## DATA PROVIDED

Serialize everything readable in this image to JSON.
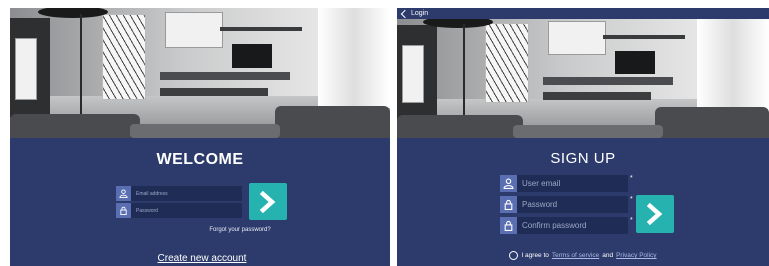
{
  "login": {
    "title": "WELCOME",
    "email_placeholder": "Email address",
    "password_placeholder": "Password",
    "forgot_link": "Forgot your password?",
    "create_link": "Create new account"
  },
  "signup": {
    "back_label": "Login",
    "title": "SIGN UP",
    "email_placeholder": "User email",
    "password_placeholder": "Password",
    "confirm_placeholder": "Confirm password",
    "required_mark": "*",
    "agree_prefix": "I agree to",
    "terms_link": "Terms of service",
    "and_text": "and",
    "privacy_link": "Privacy Policy"
  },
  "icons": {
    "user": "user-icon",
    "lock": "lock-icon",
    "submit": "chevron-right-icon",
    "back": "chevron-left-icon"
  },
  "colors": {
    "panel_bg": "#2c3b6b",
    "field_bg": "#1f2c55",
    "icon_bg": "#5a6fb2",
    "accent": "#26b3b0"
  }
}
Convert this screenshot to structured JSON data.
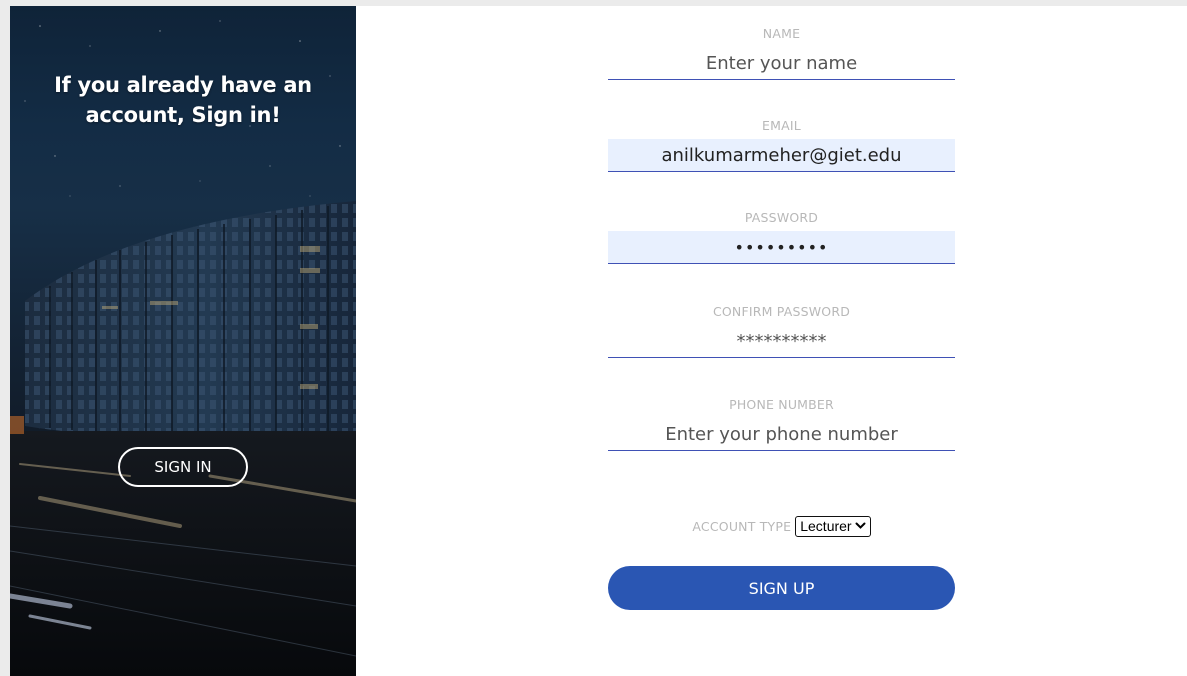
{
  "hero": {
    "heading": "If you already have an account, Sign in!",
    "sign_in_label": "SIGN IN"
  },
  "form": {
    "name": {
      "label": "NAME",
      "value": "",
      "placeholder": "Enter your name"
    },
    "email": {
      "label": "EMAIL",
      "value": "anilkumarmeher@giet.edu",
      "placeholder": ""
    },
    "password": {
      "label": "PASSWORD",
      "value": "•••••••••"
    },
    "confirm_password": {
      "label": "CONFIRM PASSWORD",
      "value": "",
      "placeholder": "**********"
    },
    "phone": {
      "label": "PHONE NUMBER",
      "value": "",
      "placeholder": "Enter your phone number"
    },
    "account_type": {
      "label": "ACCOUNT TYPE",
      "selected": "Lecturer"
    },
    "sign_up_label": "SIGN UP"
  },
  "colors": {
    "accent": "#2a56b3",
    "underline": "#3f51b5",
    "label": "#b8b8b8",
    "autofill": "#e8f0fe"
  },
  "icons": {
    "select_arrow": "chevron-down-icon"
  }
}
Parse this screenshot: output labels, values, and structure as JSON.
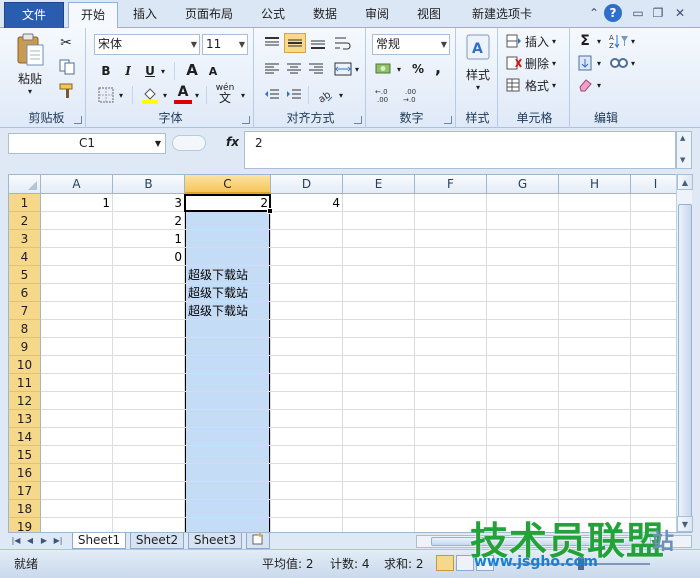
{
  "tabs": {
    "file": "文件",
    "items": [
      "开始",
      "插入",
      "页面布局",
      "公式",
      "数据",
      "审阅",
      "视图",
      "新建选项卡"
    ],
    "active": "开始"
  },
  "ribbon": {
    "clipboard": {
      "label": "剪贴板",
      "paste": "粘贴"
    },
    "font": {
      "label": "字体",
      "name": "宋体",
      "size": "11",
      "bold": "B",
      "italic": "I",
      "underline": "U",
      "grow": "A",
      "shrink": "A",
      "color_a": "A",
      "wen": "wén",
      "wen_char": "文"
    },
    "alignment": {
      "label": "对齐方式"
    },
    "number": {
      "label": "数字",
      "format": "常规",
      "percent": "%",
      "comma": ","
    },
    "styles": {
      "label": "样式",
      "button": "样式"
    },
    "cells": {
      "label": "单元格",
      "insert": "插入",
      "delete": "删除",
      "format": "格式"
    },
    "editing": {
      "label": "编辑",
      "sum": "Σ"
    }
  },
  "formula_bar": {
    "name_box": "C1",
    "fx": "fx",
    "value": "2"
  },
  "grid": {
    "columns": [
      "A",
      "B",
      "C",
      "D",
      "E",
      "F",
      "G",
      "H",
      "I"
    ],
    "selected_column": "C",
    "rows": [
      "1",
      "2",
      "3",
      "4",
      "5",
      "6",
      "7",
      "8",
      "9",
      "10",
      "11",
      "12",
      "13",
      "14",
      "15",
      "16",
      "17",
      "18",
      "19"
    ],
    "cells": {
      "A1": "1",
      "B1": "3",
      "B2": "2",
      "B3": "1",
      "B4": "0",
      "C1": "2",
      "C5": "超级下载站",
      "C6": "超级下载站",
      "C7": "超级下载站",
      "D1": "4"
    }
  },
  "sheets": {
    "tabs": [
      "Sheet1",
      "Sheet2",
      "Sheet3"
    ],
    "active": "Sheet1"
  },
  "status": {
    "mode": "就绪",
    "average": "平均值: 2",
    "count": "计数: 4",
    "sum": "求和: 2"
  },
  "watermark": {
    "title": "技术员联盟",
    "url": "www.jsgho.com",
    "badge": "站"
  },
  "colors": {
    "accent": "#2a5db0",
    "selection": "#c5dcf6",
    "row_header_selected": "#f6d88a"
  }
}
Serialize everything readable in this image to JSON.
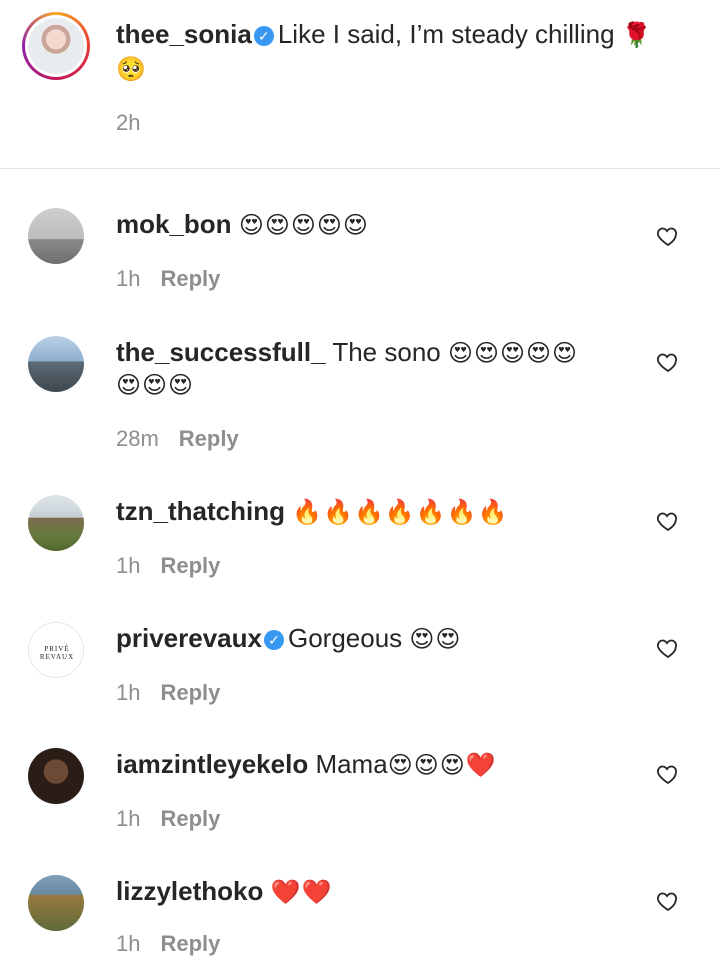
{
  "caption": {
    "username": "thee_sonia",
    "verified": true,
    "text": "Like I said, I’m steady chilling",
    "emoji_line1": "🌹",
    "emoji_line2": "🥺",
    "time": "2h"
  },
  "comments": [
    {
      "username": "mok_bon",
      "text": "",
      "emojis": "😍😍😍😍😍",
      "time": "1h",
      "reply": "Reply"
    },
    {
      "username": "the_successfull_",
      "text": "The sono",
      "emojis": "😍😍😍😍😍",
      "emojis2": "😍😍😍",
      "time": "28m",
      "reply": "Reply"
    },
    {
      "username": "tzn_thatching",
      "text": "",
      "emojis": "🔥🔥🔥🔥🔥🔥🔥",
      "time": "1h",
      "reply": "Reply"
    },
    {
      "username": "priverevaux",
      "verified": true,
      "text": "Gorgeous",
      "emojis": "😍😍",
      "time": "1h",
      "reply": "Reply",
      "avatar_text": "PRIVÉ REVAUX"
    },
    {
      "username": "iamzintleyekelo",
      "text": "Mama",
      "emojis": "😍😍😍❤️",
      "time": "1h",
      "reply": "Reply"
    },
    {
      "username": "lizzylethoko",
      "text": "",
      "emojis": "❤️❤️",
      "time": "1h",
      "reply": "Reply"
    }
  ],
  "icons": {
    "verified": "verified-badge-icon",
    "like": "heart-outline-icon"
  },
  "colors": {
    "text": "#262626",
    "secondary": "#8e8e8e",
    "verified": "#3897f0",
    "divider": "#e4e4e4"
  }
}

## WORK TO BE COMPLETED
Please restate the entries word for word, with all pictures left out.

## SOLUTION FOR THIS PROBLEM
Serialize everything readable in this image to JSON.
{
  "login": {
    "title": "WELCOME",
    "email_placeholder": "Email address",
    "password_placeholder": "Password",
    "forgot_link": "Forgot your password?",
    "create_link": "Create new account"
  },
  "signup": {
    "back_label": "Login",
    "title": "SIGN UP",
    "email_placeholder": "User email",
    "password_placeholder": "Password",
    "confirm_placeholder": "Confirm password",
    "required_mark": "*",
    "agree_prefix": "I agree to",
    "terms_link": "Terms of service",
    "and_text": "and",
    "privacy_link": "Privacy Policy"
  },
  "icons": {
    "user": "user-icon",
    "lock": "lock-icon",
    "submit": "chevron-right-icon",
    "back": "chevron-left-icon"
  },
  "colors": {
    "panel_bg": "#2c3b6b",
    "field_bg": "#1f2c55",
    "icon_bg": "#5a6fb2",
    "accent": "#26b3b0"
  }
}
Convert this screenshot to structured JSON data.
{
  "hero": {
    "heading": "If you already have an account, Sign in!",
    "sign_in_label": "SIGN IN"
  },
  "form": {
    "name": {
      "label": "NAME",
      "value": "",
      "placeholder": "Enter your name"
    },
    "email": {
      "label": "EMAIL",
      "value": "anilkumarmeher@giet.edu",
      "placeholder": ""
    },
    "password": {
      "label": "PASSWORD",
      "value": "•••••••••"
    },
    "confirm_password": {
      "label": "CONFIRM PASSWORD",
      "value": "",
      "placeholder": "**********"
    },
    "phone": {
      "label": "PHONE NUMBER",
      "value": "",
      "placeholder": "Enter your phone number"
    },
    "account_type": {
      "label": "ACCOUNT TYPE",
      "selected": "Lecturer"
    },
    "sign_up_label": "SIGN UP"
  },
  "colors": {
    "accent": "#2a56b3",
    "underline": "#3f51b5",
    "label": "#b8b8b8",
    "autofill": "#e8f0fe"
  },
  "icons": {
    "select_arrow": "chevron-down-icon"
  }
}
Parse this screenshot: output labels, values, and structure as JSON.
{
  "tabs": {
    "file": "文件",
    "items": [
      "开始",
      "插入",
      "页面布局",
      "公式",
      "数据",
      "审阅",
      "视图",
      "新建选项卡"
    ],
    "active": "开始"
  },
  "ribbon": {
    "clipboard": {
      "label": "剪贴板",
      "paste": "粘贴"
    },
    "font": {
      "label": "字体",
      "name": "宋体",
      "size": "11",
      "bold": "B",
      "italic": "I",
      "underline": "U",
      "grow": "A",
      "shrink": "A",
      "color_a": "A",
      "wen": "wén",
      "wen_char": "文"
    },
    "alignment": {
      "label": "对齐方式"
    },
    "number": {
      "label": "数字",
      "format": "常规",
      "percent": "%",
      "comma": ","
    },
    "styles": {
      "label": "样式",
      "button": "样式"
    },
    "cells": {
      "label": "单元格",
      "insert": "插入",
      "delete": "删除",
      "format": "格式"
    },
    "editing": {
      "label": "编辑",
      "sum": "Σ"
    }
  },
  "formula_bar": {
    "name_box": "C1",
    "fx": "fx",
    "value": "2"
  },
  "grid": {
    "columns": [
      "A",
      "B",
      "C",
      "D",
      "E",
      "F",
      "G",
      "H",
      "I"
    ],
    "selected_column": "C",
    "rows": [
      "1",
      "2",
      "3",
      "4",
      "5",
      "6",
      "7",
      "8",
      "9",
      "10",
      "11",
      "12",
      "13",
      "14",
      "15",
      "16",
      "17",
      "18",
      "19"
    ],
    "cells": {
      "A1": "1",
      "B1": "3",
      "B2": "2",
      "B3": "1",
      "B4": "0",
      "C1": "2",
      "C5": "超级下载站",
      "C6": "超级下载站",
      "C7": "超级下载站",
      "D1": "4"
    }
  },
  "sheets": {
    "tabs": [
      "Sheet1",
      "Sheet2",
      "Sheet3"
    ],
    "active": "Sheet1"
  },
  "status": {
    "mode": "就绪",
    "average": "平均值: 2",
    "count": "计数: 4",
    "sum": "求和: 2"
  },
  "watermark": {
    "title": "技术员联盟",
    "url": "www.jsgho.com",
    "badge": "站"
  },
  "colors": {
    "accent": "#2a5db0",
    "selection": "#c5dcf6",
    "row_header_selected": "#f6d88a"
  }
}
Serialize everything readable in this image to JSON.
{
  "caption": {
    "username": "thee_sonia",
    "verified": true,
    "text": "Like I said, I’m steady chilling",
    "emoji_line1": "🌹",
    "emoji_line2": "🥺",
    "time": "2h"
  },
  "comments": [
    {
      "username": "mok_bon",
      "text": "",
      "emojis": "😍😍😍😍😍",
      "time": "1h",
      "reply": "Reply"
    },
    {
      "username": "the_successfull_",
      "text": "The sono",
      "emojis": "😍😍😍😍😍",
      "emojis2": "😍😍😍",
      "time": "28m",
      "reply": "Reply"
    },
    {
      "username": "tzn_thatching",
      "text": "",
      "emojis": "🔥🔥🔥🔥🔥🔥🔥",
      "time": "1h",
      "reply": "Reply"
    },
    {
      "username": "priverevaux",
      "verified": true,
      "text": "Gorgeous",
      "emojis": "😍😍",
      "time": "1h",
      "reply": "Reply",
      "avatar_text": "PRIVÉ REVAUX"
    },
    {
      "username": "iamzintleyekelo",
      "text": "Mama",
      "emojis": "😍😍😍❤️",
      "time": "1h",
      "reply": "Reply"
    },
    {
      "username": "lizzylethoko",
      "text": "",
      "emojis": "❤️❤️",
      "time": "1h",
      "reply": "Reply"
    }
  ],
  "icons": {
    "verified": "verified-badge-icon",
    "like": "heart-outline-icon"
  },
  "colors": {
    "text": "#262626",
    "secondary": "#8e8e8e",
    "verified": "#3897f0",
    "divider": "#e4e4e4"
  }
}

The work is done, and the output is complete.